BHECN awarded $3.7 million grant
by Lisa Spellman,
UNMC public relations | January 24, 2019
The Behavioral Health Education Center of Nebraska (BHECN) at UNMC has received a five-year, $3.7 million collaborative grant from the Substance Abuse and Mental Health Services Administration, a division of the U.S. Department of Health and Human Services.
The Mid-American Mental Health Technology & Transfer Center (MHTTC) grant will provide mental health training and technical assistance to behavioral health-focused agencies and 87 community health centers. It also will benefit behavioral health professionals, schools, federally qualified health centers, state agencies such as divisions of behavioral health, regional associations of behavioral health providers and individual providers in a four-state region, which includes Nebraska, Iowa, Kansas and Missouri.
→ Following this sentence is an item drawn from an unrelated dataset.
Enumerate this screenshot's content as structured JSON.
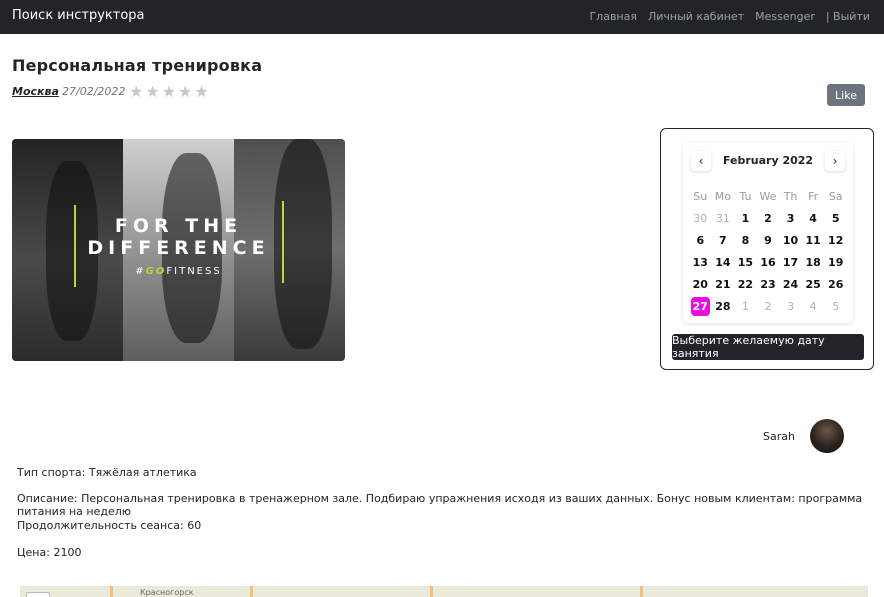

"In the last two years the grants we've received have tripled the initial funding of $1.5 million that came out of the state legislature, and that support has been so instrumental in getting the center where it is today," said Howard Liu, M.D., director of BHECN and co-project director of the grant and chair of the UNMC Department of Psychiatry.
The grant also is a reflection of the expertise BHECN has.
"BHECN was chosen to receive the award due to its history with training and consultation across mental health topics," said Joe Evans, Ph.D., project director of the grant and professor of psychology at the Munroe-Meyer Institute at UNMC.
The grant will focus on four areas, he said, including:
- Integrated behavioral health in the primary care clinical setting;
- School mental health;
- Behavioral health workforce development; and
- Serious mental illness.
A goal of the grant is to develop expertise in each state so the initiatives can be sustained once the grant is done, Dr. Evans said.
They plan to do this, he said, by providing intensive training of trainers within integrated behavioral health and primary clinical care settings and putting together a resource toolkit.
"But it's more than just conducting workshops," Dr. Evans said. "The purpose is to implement evidence-based practices in these states."
The National Coordinating Center located at Stanford University and the University of Missouri at Kansas City will develop a portion of the overall national agenda, while BHECN will develop a regional agenda for the four-state partnership, Dr. Evans said.
Implementation will happen in phases starting with a review of needs assessments and development of regional teams in the areas of focus within each of the four states.